-------- Data provided

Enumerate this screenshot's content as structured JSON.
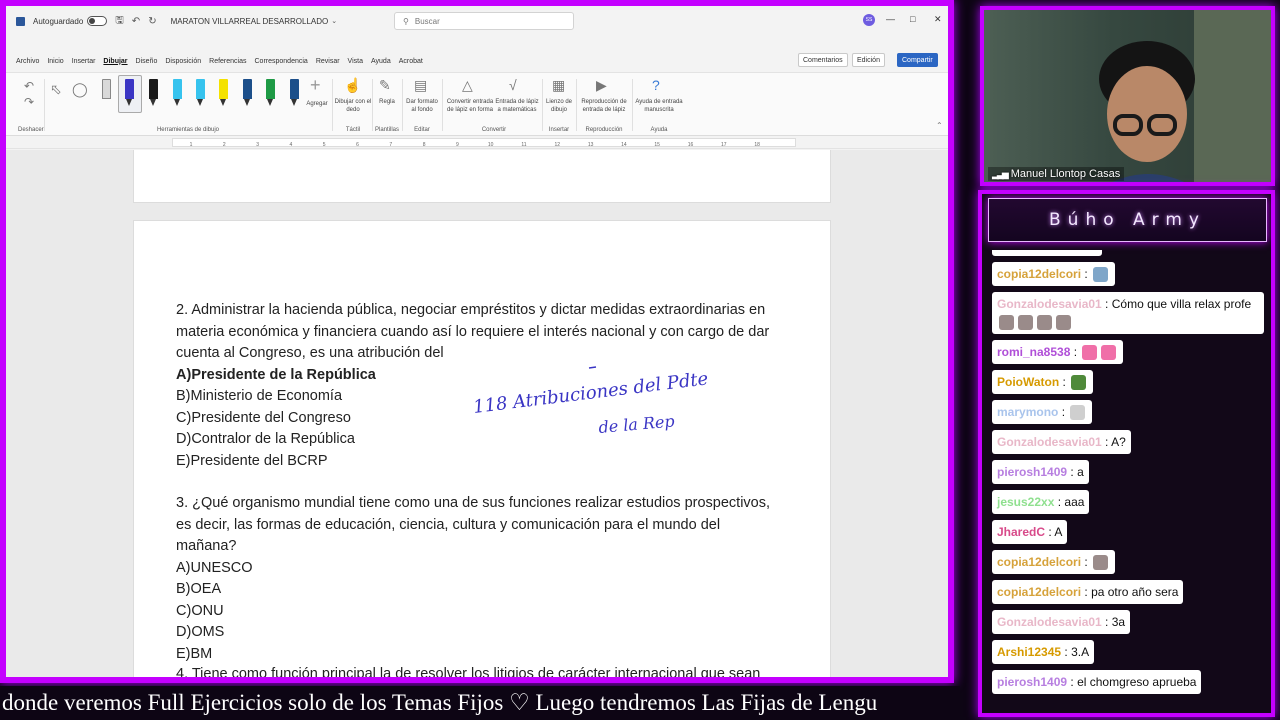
{
  "word": {
    "autosave_label": "Autoguardado",
    "doc_title": "MARATON VILLARREAL DESARROLLADO",
    "search_placeholder": "Buscar",
    "avatar_initials": "SS",
    "menu": [
      "Archivo",
      "Inicio",
      "Insertar",
      "Dibujar",
      "Diseño",
      "Disposición",
      "Referencias",
      "Correspondencia",
      "Revisar",
      "Vista",
      "Ayuda",
      "Acrobat"
    ],
    "active_menu": "Dibujar",
    "comments_label": "Comentarios",
    "editing_label": "Edición",
    "share_label": "Compartir",
    "ribbon": {
      "undo_group": "Deshacer",
      "drawing_tools_group": "Herramientas de dibujo",
      "add_label": "Agregar",
      "draw_finger_label": "Dibujar con el dedo",
      "ruler_label": "Regla",
      "format_bg_label": "Dar formato al fondo",
      "convert_shape_label": "Convertir entrada de lápiz en forma",
      "ink_math_label": "Entrada de lápiz a matemáticas",
      "canvas_label": "Lienzo de dibujo",
      "replay_label": "Reproducción de entrada de lápiz",
      "ink_help_label": "Ayuda de entrada manuscrita",
      "tactil_group": "Táctil",
      "templates_group": "Plantillas",
      "edit_group": "Editar",
      "convert_group": "Convertir",
      "insert_group": "Insertar",
      "replay_group": "Reproducción",
      "help_group": "Ayuda",
      "pen_colors": [
        "#1a1a1a",
        "#36c3ee",
        "#36c3ee",
        "#f4e200",
        "#3a6fd0",
        "#1c4f8a",
        "#1e9a45",
        "#1c4f8a"
      ]
    },
    "ruler_ticks": [
      "1",
      "2",
      "3",
      "4",
      "5",
      "6",
      "7",
      "8",
      "9",
      "10",
      "11",
      "12",
      "13",
      "14",
      "15",
      "16",
      "17",
      "18"
    ]
  },
  "document": {
    "q2_text": "2. Administrar la hacienda pública, negociar empréstitos y dictar medidas extraordinarias en materia económica y financiera cuando así lo requiere el interés nacional y con cargo de dar cuenta al Congreso, es una atribución del",
    "q2_options": [
      {
        "letter": "A)",
        "text": "Presidente de la República",
        "bold": true
      },
      {
        "letter": "B)",
        "text": "Ministerio de Economía",
        "bold": false
      },
      {
        "letter": "C)",
        "text": "Presidente del Congreso",
        "bold": false
      },
      {
        "letter": "D)",
        "text": "Contralor de la República",
        "bold": false
      },
      {
        "letter": "E)",
        "text": "Presidente del BCRP",
        "bold": false
      }
    ],
    "q3_text": "3. ¿Qué organismo mundial tiene como una de sus funciones realizar estudios prospectivos, es decir, las formas de educación, ciencia, cultura y comunicación para el mundo del mañana?",
    "q3_options": [
      {
        "letter": "A)",
        "text": "UNESCO"
      },
      {
        "letter": "B)",
        "text": "OEA"
      },
      {
        "letter": "C)",
        "text": "ONU"
      },
      {
        "letter": "D)",
        "text": "OMS"
      },
      {
        "letter": "E)",
        "text": "BM"
      }
    ],
    "q4_partial": "4. Tiene como función principal la de resolver los litigios de carácter internacional que sean",
    "handwriting_line1": "118 Atribuciones del Pdte",
    "handwriting_line2": "de la Rep",
    "ink_color": "#3a35c4"
  },
  "webcam": {
    "name": "Manuel Llontop Casas"
  },
  "chat": {
    "title": "Búho Army",
    "messages": [
      {
        "user": "copia12delcori",
        "color": "#d6a23a",
        "text": "",
        "emotes": [
          "#7fa6c9"
        ]
      },
      {
        "user": "Gonzalodesavia01",
        "color": "#e8b7c8",
        "text": "Cómo que villa relax profe",
        "emotes": [
          "#9a8b8a",
          "#9a8b8a",
          "#9a8b8a",
          "#9a8b8a"
        ]
      },
      {
        "user": "romi_na8538",
        "color": "#b04fd8",
        "text": "",
        "emotes": [
          "#f06fa8",
          "#f06fa8"
        ]
      },
      {
        "user": "PoioWaton",
        "color": "#d69a00",
        "text": "",
        "emotes": [
          "#4f8a3a"
        ]
      },
      {
        "user": "marymono",
        "color": "#a9c4ec",
        "text": "",
        "emotes": [
          "#cfcfcf"
        ]
      },
      {
        "user": "Gonzalodesavia01",
        "color": "#e8b7c8",
        "text": "A?",
        "emotes": []
      },
      {
        "user": "pierosh1409",
        "color": "#b77ee0",
        "text": "a",
        "emotes": []
      },
      {
        "user": "jesus22xx",
        "color": "#8fe08f",
        "text": "aaa",
        "emotes": []
      },
      {
        "user": "JharedC",
        "color": "#d84a8a",
        "text": "A",
        "emotes": []
      },
      {
        "user": "copia12delcori",
        "color": "#d6a23a",
        "text": "",
        "emotes": [
          "#9a8b8a"
        ]
      },
      {
        "user": "copia12delcori",
        "color": "#d6a23a",
        "text": "pa otro año sera",
        "emotes": []
      },
      {
        "user": "Gonzalodesavia01",
        "color": "#e8b7c8",
        "text": "3a",
        "emotes": []
      },
      {
        "user": "Arshi12345",
        "color": "#d69a00",
        "text": "3.A",
        "emotes": []
      },
      {
        "user": "pierosh1409",
        "color": "#b77ee0",
        "text": "el chomgreso aprueba",
        "emotes": []
      }
    ]
  },
  "ticker": {
    "text": "donde veremos Full Ejercicios solo de los Temas Fijos   ♡   Luego tendremos Las Fijas de Lengu"
  }
}
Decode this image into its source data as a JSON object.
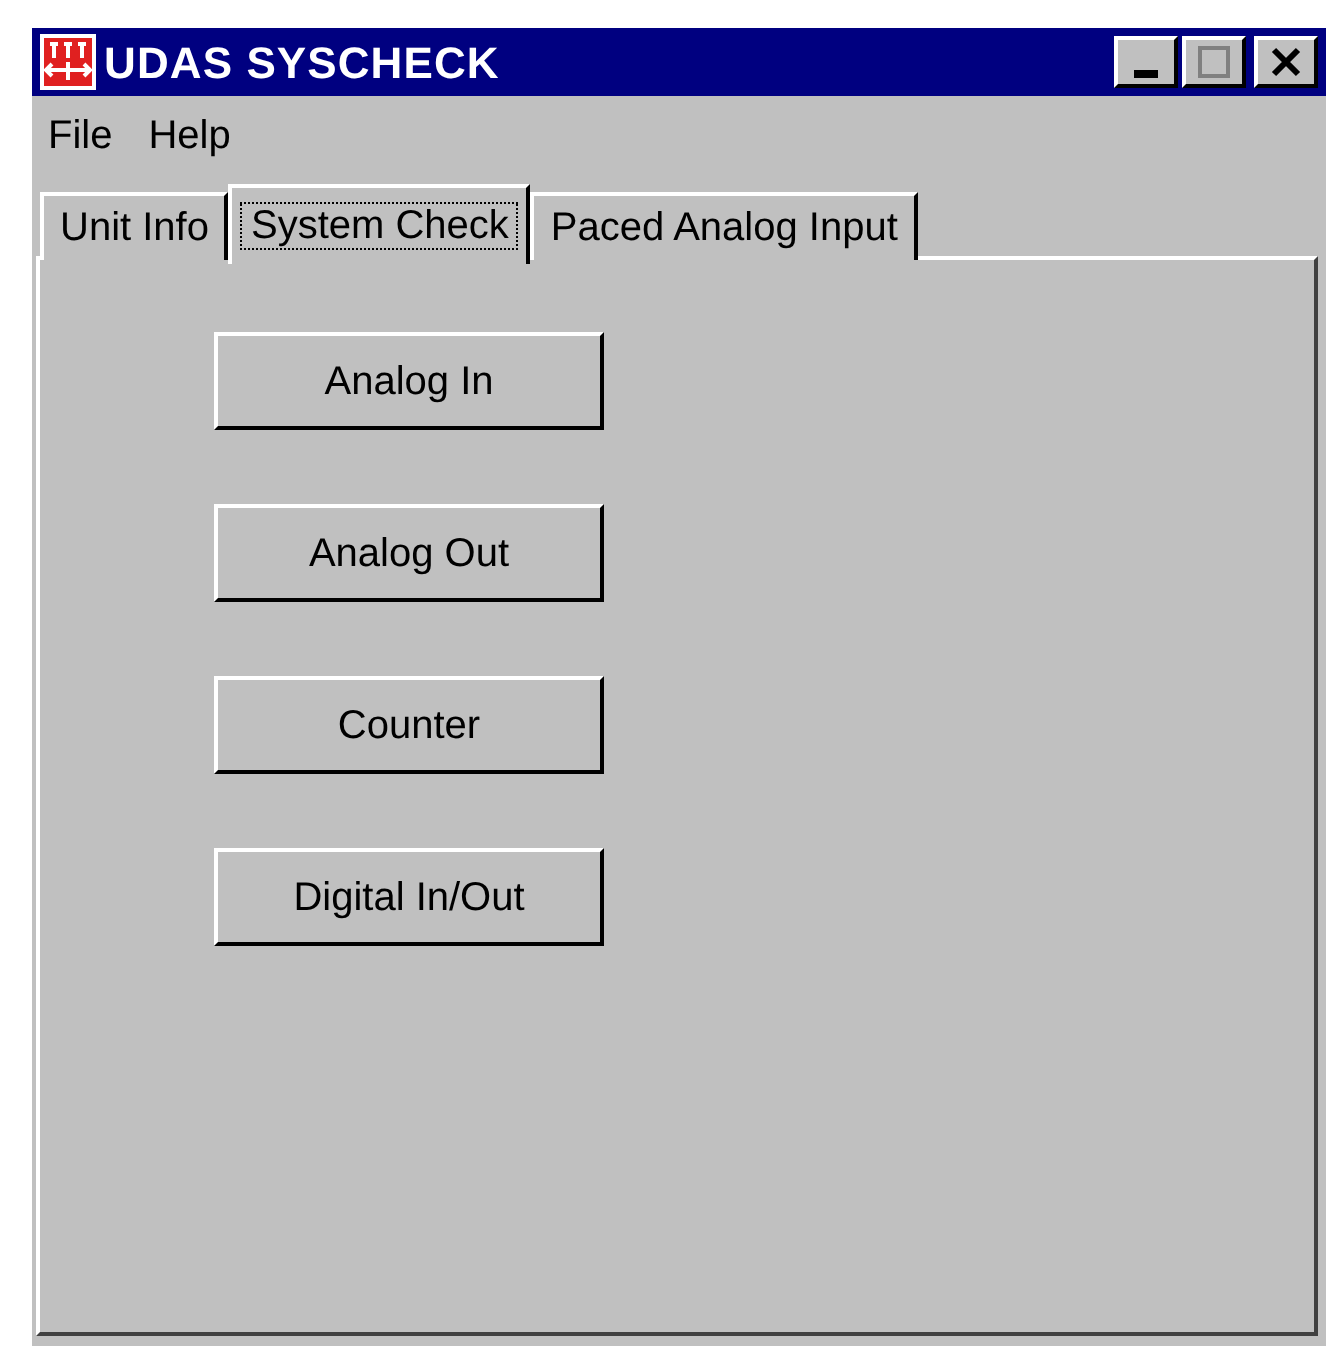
{
  "window": {
    "title": "UDAS SYSCHECK"
  },
  "menu": [
    "File",
    "Help"
  ],
  "tabs": [
    {
      "label": "Unit Info",
      "selected": false
    },
    {
      "label": "System Check",
      "selected": true
    },
    {
      "label": "Paced Analog Input",
      "selected": false
    }
  ],
  "buttons": [
    "Analog In",
    "Analog Out",
    "Counter",
    "Digital In/Out"
  ]
}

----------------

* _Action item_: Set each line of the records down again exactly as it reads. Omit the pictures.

* _Solution below_:
Enumerate this screenshot's content as structured JSON.
{
  "word": {
    "autosave_label": "Autoguardado",
    "doc_title": "MARATON VILLARREAL DESARROLLADO",
    "search_placeholder": "Buscar",
    "avatar_initials": "SS",
    "menu": [
      "Archivo",
      "Inicio",
      "Insertar",
      "Dibujar",
      "Diseño",
      "Disposición",
      "Referencias",
      "Correspondencia",
      "Revisar",
      "Vista",
      "Ayuda",
      "Acrobat"
    ],
    "active_menu": "Dibujar",
    "comments_label": "Comentarios",
    "editing_label": "Edición",
    "share_label": "Compartir",
    "ribbon": {
      "undo_group": "Deshacer",
      "drawing_tools_group": "Herramientas de dibujo",
      "add_label": "Agregar",
      "draw_finger_label": "Dibujar con el dedo",
      "ruler_label": "Regla",
      "format_bg_label": "Dar formato al fondo",
      "convert_shape_label": "Convertir entrada de lápiz en forma",
      "ink_math_label": "Entrada de lápiz a matemáticas",
      "canvas_label": "Lienzo de dibujo",
      "replay_label": "Reproducción de entrada de lápiz",
      "ink_help_label": "Ayuda de entrada manuscrita",
      "tactil_group": "Táctil",
      "templates_group": "Plantillas",
      "edit_group": "Editar",
      "convert_group": "Convertir",
      "insert_group": "Insertar",
      "replay_group": "Reproducción",
      "help_group": "Ayuda",
      "pen_colors": [
        "#1a1a1a",
        "#36c3ee",
        "#36c3ee",
        "#f4e200",
        "#3a6fd0",
        "#1c4f8a",
        "#1e9a45",
        "#1c4f8a"
      ]
    },
    "ruler_ticks": [
      "1",
      "2",
      "3",
      "4",
      "5",
      "6",
      "7",
      "8",
      "9",
      "10",
      "11",
      "12",
      "13",
      "14",
      "15",
      "16",
      "17",
      "18"
    ]
  },
  "document": {
    "q2_text": "2. Administrar la hacienda pública, negociar empréstitos y dictar medidas extraordinarias en materia económica y financiera cuando así lo requiere el interés nacional y con cargo de dar cuenta al Congreso, es una atribución del",
    "q2_options": [
      {
        "letter": "A)",
        "text": "Presidente de la República",
        "bold": true
      },
      {
        "letter": "B)",
        "text": "Ministerio de Economía",
        "bold": false
      },
      {
        "letter": "C)",
        "text": "Presidente del Congreso",
        "bold": false
      },
      {
        "letter": "D)",
        "text": "Contralor de la República",
        "bold": false
      },
      {
        "letter": "E)",
        "text": "Presidente del BCRP",
        "bold": false
      }
    ],
    "q3_text": "3. ¿Qué organismo mundial tiene como una de sus funciones realizar estudios prospectivos, es decir, las formas de educación, ciencia, cultura y comunicación para el mundo del mañana?",
    "q3_options": [
      {
        "letter": "A)",
        "text": "UNESCO"
      },
      {
        "letter": "B)",
        "text": "OEA"
      },
      {
        "letter": "C)",
        "text": "ONU"
      },
      {
        "letter": "D)",
        "text": "OMS"
      },
      {
        "letter": "E)",
        "text": "BM"
      }
    ],
    "q4_partial": "4. Tiene como función principal la de resolver los litigios de carácter internacional que sean",
    "handwriting_line1": "118 Atribuciones del Pdte",
    "handwriting_line2": "de la Rep",
    "ink_color": "#3a35c4"
  },
  "webcam": {
    "name": "Manuel Llontop Casas"
  },
  "chat": {
    "title": "Búho Army",
    "messages": [
      {
        "user": "copia12delcori",
        "color": "#d6a23a",
        "text": "",
        "emotes": [
          "#7fa6c9"
        ]
      },
      {
        "user": "Gonzalodesavia01",
        "color": "#e8b7c8",
        "text": "Cómo que villa relax profe",
        "emotes": [
          "#9a8b8a",
          "#9a8b8a",
          "#9a8b8a",
          "#9a8b8a"
        ]
      },
      {
        "user": "romi_na8538",
        "color": "#b04fd8",
        "text": "",
        "emotes": [
          "#f06fa8",
          "#f06fa8"
        ]
      },
      {
        "user": "PoioWaton",
        "color": "#d69a00",
        "text": "",
        "emotes": [
          "#4f8a3a"
        ]
      },
      {
        "user": "marymono",
        "color": "#a9c4ec",
        "text": "",
        "emotes": [
          "#cfcfcf"
        ]
      },
      {
        "user": "Gonzalodesavia01",
        "color": "#e8b7c8",
        "text": "A?",
        "emotes": []
      },
      {
        "user": "pierosh1409",
        "color": "#b77ee0",
        "text": "a",
        "emotes": []
      },
      {
        "user": "jesus22xx",
        "color": "#8fe08f",
        "text": "aaa",
        "emotes": []
      },
      {
        "user": "JharedC",
        "color": "#d84a8a",
        "text": "A",
        "emotes": []
      },
      {
        "user": "copia12delcori",
        "color": "#d6a23a",
        "text": "",
        "emotes": [
          "#9a8b8a"
        ]
      },
      {
        "user": "copia12delcori",
        "color": "#d6a23a",
        "text": "pa otro año sera",
        "emotes": []
      },
      {
        "user": "Gonzalodesavia01",
        "color": "#e8b7c8",
        "text": "3a",
        "emotes": []
      },
      {
        "user": "Arshi12345",
        "color": "#d69a00",
        "text": "3.A",
        "emotes": []
      },
      {
        "user": "pierosh1409",
        "color": "#b77ee0",
        "text": "el chomgreso aprueba",
        "emotes": []
      }
    ]
  },
  "ticker": {
    "text": "donde veremos Full Ejercicios solo de los Temas Fijos   ♡   Luego tendremos Las Fijas de Lengu"
  }
}
Decode this image into its source data as a JSON object.
{
  "window": {
    "title": "UDAS SYSCHECK"
  },
  "menu": [
    "File",
    "Help"
  ],
  "tabs": [
    {
      "label": "Unit Info",
      "selected": false
    },
    {
      "label": "System Check",
      "selected": true
    },
    {
      "label": "Paced Analog Input",
      "selected": false
    }
  ],
  "buttons": [
    "Analog In",
    "Analog Out",
    "Counter",
    "Digital In/Out"
  ]
}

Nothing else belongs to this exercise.